Exercise description:
The required result is the number of lines below that hold the word "comment", stated without anything else.

Records shown:
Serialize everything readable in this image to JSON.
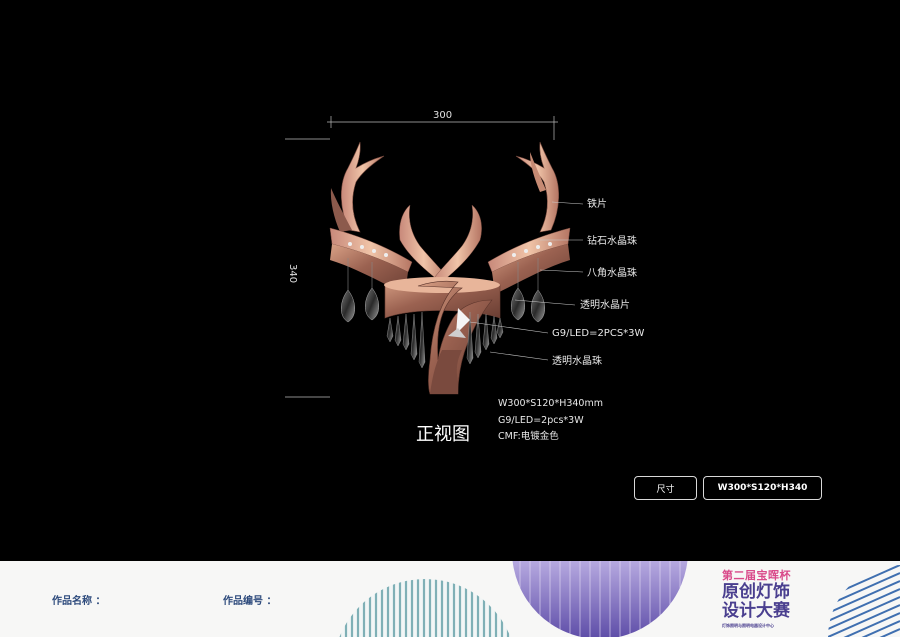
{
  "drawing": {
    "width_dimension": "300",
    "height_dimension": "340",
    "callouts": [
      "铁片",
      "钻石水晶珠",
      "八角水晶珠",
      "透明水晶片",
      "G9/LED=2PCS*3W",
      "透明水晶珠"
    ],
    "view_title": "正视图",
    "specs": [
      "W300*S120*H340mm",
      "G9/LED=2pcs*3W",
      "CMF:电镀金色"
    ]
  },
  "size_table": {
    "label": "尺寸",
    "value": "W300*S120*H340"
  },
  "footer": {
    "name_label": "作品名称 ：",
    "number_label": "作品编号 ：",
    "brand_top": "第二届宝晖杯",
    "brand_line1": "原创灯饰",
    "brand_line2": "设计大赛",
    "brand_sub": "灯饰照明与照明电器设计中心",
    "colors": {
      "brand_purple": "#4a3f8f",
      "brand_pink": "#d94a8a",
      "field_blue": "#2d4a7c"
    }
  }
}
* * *
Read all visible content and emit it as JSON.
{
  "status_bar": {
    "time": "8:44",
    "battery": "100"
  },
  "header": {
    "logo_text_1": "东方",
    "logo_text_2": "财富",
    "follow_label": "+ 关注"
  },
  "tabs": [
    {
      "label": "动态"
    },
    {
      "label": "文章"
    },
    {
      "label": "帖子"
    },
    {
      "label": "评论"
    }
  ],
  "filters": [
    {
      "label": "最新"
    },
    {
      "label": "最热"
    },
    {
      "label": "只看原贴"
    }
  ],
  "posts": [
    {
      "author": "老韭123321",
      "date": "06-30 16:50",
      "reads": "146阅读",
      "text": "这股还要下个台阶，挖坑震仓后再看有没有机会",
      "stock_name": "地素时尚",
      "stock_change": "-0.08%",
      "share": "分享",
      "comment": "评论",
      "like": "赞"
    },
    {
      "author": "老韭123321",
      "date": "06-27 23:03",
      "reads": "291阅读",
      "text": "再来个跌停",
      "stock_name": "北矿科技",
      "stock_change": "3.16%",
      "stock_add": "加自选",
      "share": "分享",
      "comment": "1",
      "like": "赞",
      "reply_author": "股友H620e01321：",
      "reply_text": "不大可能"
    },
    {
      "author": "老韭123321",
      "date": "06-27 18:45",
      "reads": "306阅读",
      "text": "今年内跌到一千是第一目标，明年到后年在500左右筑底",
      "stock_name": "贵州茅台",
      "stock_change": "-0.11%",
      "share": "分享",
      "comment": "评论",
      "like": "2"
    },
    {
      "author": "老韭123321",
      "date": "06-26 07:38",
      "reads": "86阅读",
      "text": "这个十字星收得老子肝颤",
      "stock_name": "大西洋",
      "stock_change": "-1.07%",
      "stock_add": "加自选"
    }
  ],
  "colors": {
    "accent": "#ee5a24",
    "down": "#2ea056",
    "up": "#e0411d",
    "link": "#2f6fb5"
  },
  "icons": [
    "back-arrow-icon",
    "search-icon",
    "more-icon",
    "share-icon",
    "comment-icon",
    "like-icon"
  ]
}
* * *
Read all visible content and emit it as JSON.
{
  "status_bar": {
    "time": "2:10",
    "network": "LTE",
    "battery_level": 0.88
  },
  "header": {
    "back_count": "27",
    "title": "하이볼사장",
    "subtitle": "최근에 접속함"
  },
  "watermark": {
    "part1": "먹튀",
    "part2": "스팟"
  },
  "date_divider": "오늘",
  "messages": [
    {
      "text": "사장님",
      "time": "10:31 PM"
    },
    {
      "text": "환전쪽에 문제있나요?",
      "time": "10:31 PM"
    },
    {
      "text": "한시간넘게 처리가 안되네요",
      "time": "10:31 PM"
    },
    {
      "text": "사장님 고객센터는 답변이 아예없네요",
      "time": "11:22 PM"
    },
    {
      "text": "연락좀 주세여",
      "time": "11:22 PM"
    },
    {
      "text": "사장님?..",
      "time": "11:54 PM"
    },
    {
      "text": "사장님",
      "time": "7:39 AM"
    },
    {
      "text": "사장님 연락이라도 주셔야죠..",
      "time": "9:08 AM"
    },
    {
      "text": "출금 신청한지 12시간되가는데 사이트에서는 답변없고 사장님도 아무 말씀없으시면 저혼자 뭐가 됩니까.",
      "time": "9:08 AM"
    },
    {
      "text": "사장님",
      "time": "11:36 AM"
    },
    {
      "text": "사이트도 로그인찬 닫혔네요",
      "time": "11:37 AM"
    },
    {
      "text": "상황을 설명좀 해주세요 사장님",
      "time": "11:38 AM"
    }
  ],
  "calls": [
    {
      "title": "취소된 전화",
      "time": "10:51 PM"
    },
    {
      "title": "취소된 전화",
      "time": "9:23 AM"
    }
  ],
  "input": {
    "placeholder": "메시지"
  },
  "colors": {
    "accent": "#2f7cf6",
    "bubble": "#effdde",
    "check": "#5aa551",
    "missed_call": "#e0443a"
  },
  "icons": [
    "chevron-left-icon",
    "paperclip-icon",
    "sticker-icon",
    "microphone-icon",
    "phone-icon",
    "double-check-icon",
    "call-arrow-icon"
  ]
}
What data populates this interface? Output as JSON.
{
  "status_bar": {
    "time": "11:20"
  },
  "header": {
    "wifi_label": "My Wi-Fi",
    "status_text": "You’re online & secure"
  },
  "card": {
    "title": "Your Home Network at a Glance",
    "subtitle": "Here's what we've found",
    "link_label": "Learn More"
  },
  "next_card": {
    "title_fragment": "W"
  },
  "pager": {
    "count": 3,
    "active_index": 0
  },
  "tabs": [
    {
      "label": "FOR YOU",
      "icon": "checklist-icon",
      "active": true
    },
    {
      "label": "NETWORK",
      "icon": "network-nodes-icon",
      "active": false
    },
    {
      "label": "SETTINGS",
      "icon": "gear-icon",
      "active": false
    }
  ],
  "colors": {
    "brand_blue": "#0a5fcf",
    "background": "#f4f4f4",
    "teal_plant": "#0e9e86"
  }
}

Task answer:
4